When you approach someone, it is critical that you show your genuine interest in getting to know them
As patients increasingly drive their own medical care, the value of direct, two-way conversation between biopharma and patients also increases. When executed with a genuine intent to understand the experience and needs of patients and caregivers, honest and transparent engagement is an excellent means of gaining:
- Understanding of how your company and your product are perceived
- Insight into unmet needs
- Clarity in opportunities that exist to improve adherence
- Relationships in which you can advocate for patients, and patients can support your endeavors
However, before you rush off to Facebook to “poke” every person that notes the disease state of your therapy in their posts, there are a few things to consider. That said, here are five tips that will lead to success in patient cold calls.
1. Invest time in identifying potential partners
When you approach someone, it is critical that you show your genuine interest in getting to know them. What’s the best way to do that? Take some time to get to know them before-hand. Read bloggers’ posts and understand interactions between the people behind social network site postings. Identify those who are potential partners, and let them know that you have shared goals.
2. Be transparent, not empathetic
When it comes to sickness, each individual’s experience is unique.

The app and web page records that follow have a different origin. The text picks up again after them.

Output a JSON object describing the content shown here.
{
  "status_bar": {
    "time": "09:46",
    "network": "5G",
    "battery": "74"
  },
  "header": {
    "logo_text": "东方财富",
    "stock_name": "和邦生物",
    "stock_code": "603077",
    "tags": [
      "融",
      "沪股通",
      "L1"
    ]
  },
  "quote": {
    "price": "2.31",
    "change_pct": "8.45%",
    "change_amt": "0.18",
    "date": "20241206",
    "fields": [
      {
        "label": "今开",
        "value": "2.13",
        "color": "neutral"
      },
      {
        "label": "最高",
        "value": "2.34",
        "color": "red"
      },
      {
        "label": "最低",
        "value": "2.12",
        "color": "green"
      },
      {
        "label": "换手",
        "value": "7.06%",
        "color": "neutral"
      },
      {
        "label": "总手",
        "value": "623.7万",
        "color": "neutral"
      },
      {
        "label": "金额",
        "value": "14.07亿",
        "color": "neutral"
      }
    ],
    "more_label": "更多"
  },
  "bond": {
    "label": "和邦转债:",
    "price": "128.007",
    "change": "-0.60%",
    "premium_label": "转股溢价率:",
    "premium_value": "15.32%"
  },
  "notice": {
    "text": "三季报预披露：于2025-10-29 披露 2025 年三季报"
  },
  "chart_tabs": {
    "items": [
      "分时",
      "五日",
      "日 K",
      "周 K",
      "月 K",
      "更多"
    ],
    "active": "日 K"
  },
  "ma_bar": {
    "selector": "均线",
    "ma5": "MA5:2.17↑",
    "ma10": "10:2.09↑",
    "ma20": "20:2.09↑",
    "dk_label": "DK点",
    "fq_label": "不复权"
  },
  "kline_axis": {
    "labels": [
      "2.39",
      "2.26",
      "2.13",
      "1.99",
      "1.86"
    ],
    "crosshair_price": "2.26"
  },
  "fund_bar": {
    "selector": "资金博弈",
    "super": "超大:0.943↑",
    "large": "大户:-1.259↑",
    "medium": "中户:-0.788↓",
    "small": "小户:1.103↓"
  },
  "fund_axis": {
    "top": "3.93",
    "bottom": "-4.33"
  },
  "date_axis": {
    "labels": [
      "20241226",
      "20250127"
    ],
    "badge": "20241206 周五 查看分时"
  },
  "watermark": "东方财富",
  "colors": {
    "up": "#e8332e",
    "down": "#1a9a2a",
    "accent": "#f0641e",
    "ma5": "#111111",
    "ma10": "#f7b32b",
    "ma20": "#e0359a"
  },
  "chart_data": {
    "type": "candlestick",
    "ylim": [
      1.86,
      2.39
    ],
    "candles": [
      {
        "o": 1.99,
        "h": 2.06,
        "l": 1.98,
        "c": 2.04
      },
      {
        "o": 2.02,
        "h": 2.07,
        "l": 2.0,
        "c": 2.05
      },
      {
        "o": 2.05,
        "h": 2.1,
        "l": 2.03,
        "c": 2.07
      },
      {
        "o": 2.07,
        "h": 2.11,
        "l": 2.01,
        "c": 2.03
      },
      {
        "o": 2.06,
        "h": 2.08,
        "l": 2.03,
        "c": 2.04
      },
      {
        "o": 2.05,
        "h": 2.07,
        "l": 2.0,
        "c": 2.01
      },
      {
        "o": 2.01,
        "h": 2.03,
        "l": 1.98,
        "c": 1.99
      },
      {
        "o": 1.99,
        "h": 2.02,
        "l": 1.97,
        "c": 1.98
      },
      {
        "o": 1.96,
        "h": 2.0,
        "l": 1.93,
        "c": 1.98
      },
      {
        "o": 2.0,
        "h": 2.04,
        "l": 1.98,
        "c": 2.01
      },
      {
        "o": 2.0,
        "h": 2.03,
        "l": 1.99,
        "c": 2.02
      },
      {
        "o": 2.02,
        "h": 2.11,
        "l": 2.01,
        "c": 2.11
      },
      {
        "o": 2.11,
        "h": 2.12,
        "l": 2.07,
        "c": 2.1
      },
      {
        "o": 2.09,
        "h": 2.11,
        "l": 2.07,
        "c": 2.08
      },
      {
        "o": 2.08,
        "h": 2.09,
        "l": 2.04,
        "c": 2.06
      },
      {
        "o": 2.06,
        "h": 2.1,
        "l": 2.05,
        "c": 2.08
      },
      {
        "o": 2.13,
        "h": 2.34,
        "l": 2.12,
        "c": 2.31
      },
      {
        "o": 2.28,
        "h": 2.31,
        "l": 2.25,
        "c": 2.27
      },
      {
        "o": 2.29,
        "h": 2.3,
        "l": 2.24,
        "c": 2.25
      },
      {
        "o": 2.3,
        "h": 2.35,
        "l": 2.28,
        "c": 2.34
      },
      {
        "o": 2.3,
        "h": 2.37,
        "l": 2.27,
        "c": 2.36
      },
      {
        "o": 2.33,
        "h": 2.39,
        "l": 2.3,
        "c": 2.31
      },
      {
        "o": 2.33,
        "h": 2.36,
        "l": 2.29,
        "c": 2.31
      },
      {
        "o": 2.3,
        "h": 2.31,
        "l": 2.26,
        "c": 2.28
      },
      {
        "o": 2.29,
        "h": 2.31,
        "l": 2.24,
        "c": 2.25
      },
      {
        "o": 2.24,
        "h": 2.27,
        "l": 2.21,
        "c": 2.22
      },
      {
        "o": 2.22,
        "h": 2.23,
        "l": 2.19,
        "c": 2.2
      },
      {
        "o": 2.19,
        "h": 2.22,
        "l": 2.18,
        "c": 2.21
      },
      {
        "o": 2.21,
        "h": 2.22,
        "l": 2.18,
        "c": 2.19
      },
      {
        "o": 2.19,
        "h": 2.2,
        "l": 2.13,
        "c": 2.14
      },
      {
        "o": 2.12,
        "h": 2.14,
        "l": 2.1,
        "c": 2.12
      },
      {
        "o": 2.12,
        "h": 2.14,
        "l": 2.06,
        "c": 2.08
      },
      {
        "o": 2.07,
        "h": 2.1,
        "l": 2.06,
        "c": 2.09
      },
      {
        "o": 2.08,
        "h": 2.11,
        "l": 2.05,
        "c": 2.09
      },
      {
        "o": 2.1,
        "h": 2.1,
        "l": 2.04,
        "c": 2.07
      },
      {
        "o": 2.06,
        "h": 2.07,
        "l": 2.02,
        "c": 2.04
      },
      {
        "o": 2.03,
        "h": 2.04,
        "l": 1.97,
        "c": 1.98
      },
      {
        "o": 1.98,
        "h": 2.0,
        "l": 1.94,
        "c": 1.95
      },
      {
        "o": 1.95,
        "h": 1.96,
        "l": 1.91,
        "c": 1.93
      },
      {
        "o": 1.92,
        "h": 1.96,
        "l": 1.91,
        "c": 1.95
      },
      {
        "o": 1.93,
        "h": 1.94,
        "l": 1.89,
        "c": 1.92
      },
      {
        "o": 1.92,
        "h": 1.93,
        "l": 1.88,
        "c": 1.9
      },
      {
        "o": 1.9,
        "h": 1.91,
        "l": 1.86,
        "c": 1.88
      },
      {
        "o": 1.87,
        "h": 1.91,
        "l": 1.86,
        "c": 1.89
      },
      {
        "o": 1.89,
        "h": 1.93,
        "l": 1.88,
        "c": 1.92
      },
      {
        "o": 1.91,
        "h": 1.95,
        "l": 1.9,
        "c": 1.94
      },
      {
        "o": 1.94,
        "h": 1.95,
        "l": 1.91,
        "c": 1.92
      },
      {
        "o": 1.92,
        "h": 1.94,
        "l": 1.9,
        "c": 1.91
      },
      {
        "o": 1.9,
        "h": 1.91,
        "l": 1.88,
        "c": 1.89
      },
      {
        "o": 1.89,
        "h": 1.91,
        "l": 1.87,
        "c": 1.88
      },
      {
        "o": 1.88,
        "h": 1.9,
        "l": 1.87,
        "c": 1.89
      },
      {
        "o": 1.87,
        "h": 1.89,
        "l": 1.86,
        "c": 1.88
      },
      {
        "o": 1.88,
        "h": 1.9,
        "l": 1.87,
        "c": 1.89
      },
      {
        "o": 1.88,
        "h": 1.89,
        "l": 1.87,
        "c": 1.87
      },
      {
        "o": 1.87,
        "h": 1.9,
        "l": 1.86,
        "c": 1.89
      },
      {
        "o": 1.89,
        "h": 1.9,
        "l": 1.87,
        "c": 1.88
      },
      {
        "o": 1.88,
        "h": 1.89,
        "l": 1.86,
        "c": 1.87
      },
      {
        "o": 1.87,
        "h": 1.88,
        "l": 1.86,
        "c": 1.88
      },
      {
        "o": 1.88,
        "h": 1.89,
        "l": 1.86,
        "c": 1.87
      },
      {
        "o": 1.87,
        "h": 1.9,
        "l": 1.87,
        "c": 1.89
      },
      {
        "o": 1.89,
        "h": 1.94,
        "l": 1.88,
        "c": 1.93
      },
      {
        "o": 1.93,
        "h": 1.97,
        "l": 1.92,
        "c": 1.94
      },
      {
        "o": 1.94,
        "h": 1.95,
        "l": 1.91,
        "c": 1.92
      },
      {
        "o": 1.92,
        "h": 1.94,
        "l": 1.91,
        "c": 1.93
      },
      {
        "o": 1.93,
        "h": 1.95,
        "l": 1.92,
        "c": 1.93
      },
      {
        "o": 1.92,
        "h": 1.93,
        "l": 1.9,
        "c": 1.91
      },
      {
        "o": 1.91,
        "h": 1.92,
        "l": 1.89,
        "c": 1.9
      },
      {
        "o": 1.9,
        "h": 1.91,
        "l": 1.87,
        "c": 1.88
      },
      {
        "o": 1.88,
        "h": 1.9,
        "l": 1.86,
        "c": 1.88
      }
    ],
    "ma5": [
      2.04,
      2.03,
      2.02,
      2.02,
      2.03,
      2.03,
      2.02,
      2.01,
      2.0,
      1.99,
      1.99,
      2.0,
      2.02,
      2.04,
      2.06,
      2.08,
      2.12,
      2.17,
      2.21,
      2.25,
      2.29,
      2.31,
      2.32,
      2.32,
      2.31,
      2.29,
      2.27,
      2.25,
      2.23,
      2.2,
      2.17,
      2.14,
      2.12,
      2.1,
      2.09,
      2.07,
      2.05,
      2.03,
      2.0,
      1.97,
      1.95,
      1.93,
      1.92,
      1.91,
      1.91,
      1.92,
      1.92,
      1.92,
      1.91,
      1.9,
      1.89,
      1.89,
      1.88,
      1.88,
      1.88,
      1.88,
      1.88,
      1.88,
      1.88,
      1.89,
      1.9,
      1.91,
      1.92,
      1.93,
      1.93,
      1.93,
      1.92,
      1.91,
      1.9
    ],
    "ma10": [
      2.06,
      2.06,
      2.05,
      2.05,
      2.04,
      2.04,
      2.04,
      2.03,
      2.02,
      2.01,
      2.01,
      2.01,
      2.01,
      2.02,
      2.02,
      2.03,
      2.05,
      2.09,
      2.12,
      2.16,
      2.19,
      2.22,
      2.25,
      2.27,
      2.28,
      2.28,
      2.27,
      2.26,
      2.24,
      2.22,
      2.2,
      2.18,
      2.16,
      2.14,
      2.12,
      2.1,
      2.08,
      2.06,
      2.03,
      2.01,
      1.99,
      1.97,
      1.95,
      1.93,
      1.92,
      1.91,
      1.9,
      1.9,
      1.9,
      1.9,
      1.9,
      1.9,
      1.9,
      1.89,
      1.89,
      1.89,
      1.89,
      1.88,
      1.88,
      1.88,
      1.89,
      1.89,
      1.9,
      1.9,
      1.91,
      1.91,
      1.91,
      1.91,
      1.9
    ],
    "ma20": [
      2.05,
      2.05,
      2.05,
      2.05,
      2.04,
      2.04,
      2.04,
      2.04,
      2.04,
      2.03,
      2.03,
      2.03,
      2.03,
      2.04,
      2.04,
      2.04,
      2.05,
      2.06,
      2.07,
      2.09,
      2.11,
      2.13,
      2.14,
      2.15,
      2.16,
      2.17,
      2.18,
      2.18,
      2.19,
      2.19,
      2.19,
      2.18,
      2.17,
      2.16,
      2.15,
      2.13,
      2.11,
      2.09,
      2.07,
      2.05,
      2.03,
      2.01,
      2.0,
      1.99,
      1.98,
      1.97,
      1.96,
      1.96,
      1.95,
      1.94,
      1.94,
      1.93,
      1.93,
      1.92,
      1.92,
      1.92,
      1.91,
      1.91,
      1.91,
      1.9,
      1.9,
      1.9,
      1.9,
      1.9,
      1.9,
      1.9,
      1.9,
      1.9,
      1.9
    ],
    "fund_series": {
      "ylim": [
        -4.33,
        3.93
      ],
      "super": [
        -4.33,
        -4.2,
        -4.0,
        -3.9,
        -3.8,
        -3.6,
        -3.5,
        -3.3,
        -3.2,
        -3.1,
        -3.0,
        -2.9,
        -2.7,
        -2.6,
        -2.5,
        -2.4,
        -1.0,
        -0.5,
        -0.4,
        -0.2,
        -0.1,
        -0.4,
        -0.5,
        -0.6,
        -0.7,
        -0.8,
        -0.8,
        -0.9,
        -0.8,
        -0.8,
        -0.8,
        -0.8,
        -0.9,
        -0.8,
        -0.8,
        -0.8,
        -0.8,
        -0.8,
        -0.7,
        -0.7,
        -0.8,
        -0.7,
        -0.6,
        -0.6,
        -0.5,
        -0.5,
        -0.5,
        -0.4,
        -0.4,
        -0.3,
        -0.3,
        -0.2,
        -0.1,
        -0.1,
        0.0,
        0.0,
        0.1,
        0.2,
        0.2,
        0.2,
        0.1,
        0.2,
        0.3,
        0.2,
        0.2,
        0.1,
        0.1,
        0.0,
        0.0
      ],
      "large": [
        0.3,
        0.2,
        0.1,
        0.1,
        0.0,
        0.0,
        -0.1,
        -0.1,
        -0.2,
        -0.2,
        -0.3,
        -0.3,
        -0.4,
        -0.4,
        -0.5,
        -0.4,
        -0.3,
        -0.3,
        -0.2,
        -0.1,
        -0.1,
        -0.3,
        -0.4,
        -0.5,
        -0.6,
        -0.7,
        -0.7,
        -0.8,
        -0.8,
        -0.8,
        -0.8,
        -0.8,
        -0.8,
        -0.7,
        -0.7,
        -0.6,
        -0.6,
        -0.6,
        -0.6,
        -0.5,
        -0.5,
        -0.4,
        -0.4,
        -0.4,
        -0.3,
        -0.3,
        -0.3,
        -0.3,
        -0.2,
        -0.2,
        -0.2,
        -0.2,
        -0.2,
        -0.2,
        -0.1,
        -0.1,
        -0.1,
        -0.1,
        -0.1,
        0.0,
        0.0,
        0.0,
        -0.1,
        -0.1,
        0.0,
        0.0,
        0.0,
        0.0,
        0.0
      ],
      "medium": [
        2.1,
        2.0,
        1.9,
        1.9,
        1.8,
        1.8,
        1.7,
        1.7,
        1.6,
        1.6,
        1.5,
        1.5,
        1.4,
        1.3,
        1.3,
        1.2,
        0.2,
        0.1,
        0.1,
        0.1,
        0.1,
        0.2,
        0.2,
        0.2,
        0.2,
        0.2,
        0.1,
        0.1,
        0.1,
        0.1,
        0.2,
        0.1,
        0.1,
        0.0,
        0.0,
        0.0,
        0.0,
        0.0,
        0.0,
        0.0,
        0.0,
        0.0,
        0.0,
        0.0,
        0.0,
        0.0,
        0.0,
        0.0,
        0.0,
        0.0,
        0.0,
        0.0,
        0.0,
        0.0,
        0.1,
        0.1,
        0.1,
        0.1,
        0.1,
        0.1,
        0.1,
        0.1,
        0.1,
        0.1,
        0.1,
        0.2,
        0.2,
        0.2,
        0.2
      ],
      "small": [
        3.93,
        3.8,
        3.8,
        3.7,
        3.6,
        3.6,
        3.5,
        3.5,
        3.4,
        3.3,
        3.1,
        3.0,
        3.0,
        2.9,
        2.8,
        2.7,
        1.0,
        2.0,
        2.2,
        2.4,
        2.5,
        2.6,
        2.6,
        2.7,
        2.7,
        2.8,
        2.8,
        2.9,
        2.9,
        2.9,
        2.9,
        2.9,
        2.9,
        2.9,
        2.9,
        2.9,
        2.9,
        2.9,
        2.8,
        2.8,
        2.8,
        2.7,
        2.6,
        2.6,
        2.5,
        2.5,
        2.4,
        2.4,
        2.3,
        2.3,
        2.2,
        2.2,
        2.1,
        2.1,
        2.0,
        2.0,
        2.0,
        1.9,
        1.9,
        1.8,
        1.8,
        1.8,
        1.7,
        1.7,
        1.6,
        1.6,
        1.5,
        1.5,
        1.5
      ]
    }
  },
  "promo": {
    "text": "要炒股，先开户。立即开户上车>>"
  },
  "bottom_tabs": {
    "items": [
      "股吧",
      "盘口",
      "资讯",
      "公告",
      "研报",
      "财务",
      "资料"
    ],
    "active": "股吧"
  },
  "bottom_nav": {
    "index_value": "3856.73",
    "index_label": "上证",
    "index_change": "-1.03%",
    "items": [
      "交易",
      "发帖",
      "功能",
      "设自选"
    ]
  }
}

This isn’t to say that there aren’t elements of a shared journey; however, it is true that even if you have experienced a disease, you can never truly say that you understand what someone is going through. As the representative of a pharma company, this is even truer. Phrases like “I understand,” “like you, I,” and “all patients who have,” will instantly be received with resistance. You cannot know what another person has experienced, and disease affects far more aspects of life than just physical health.
However, you should be transparent. Let the person know what you are working on. Let them know your goals. Let them know what you are looking for from them, and as appropriate, offer them some creative ownership of your work. Approach all partnerships as true partnerships.
3. Be brief and direct
The person you are reaching out to is just as busy as you are. Their inbox is just as flooded as yours. Their schedule is just as jammed as yours. Sending someone a seven-paragraph email detailing the granular minutiae of your tactical approach will get your outreach deleted faster than an inquiry from that Nigerian prince who just needs your Social Security number and credit card expiration date. Get to the point and let the details come out when dialog has been established.
4. Offer several means of contact
Offering a person a single email address will surely allow you to keep things brief. But it’s not that easy. Give them some kernels that will allow them to learn more about you. Give a name, a phone number, a URL, and a Twitter feed. Let them take some time to get to know you, too. Let them enter the relationship on a footing that is equal to your own.
5. Clearly state expectations
The fact is that while you want to build a relationship, the first thing you want is a contact. Set early expectations that won’t strike fear into the heart of the person you are approaching. All you want to do is talk, maybe exchange a few ideas, and perhaps learn a bit about their experience. All of that is incredibly valuable to you, and the value you can offer them is the ability to shape disease perception and management. That is pretty powerful stuff for a few conversations, but that is the opportunity we have.
What do you think? Has your experience been the same? Please comment below.
(Image courtesy of PJ Macklin).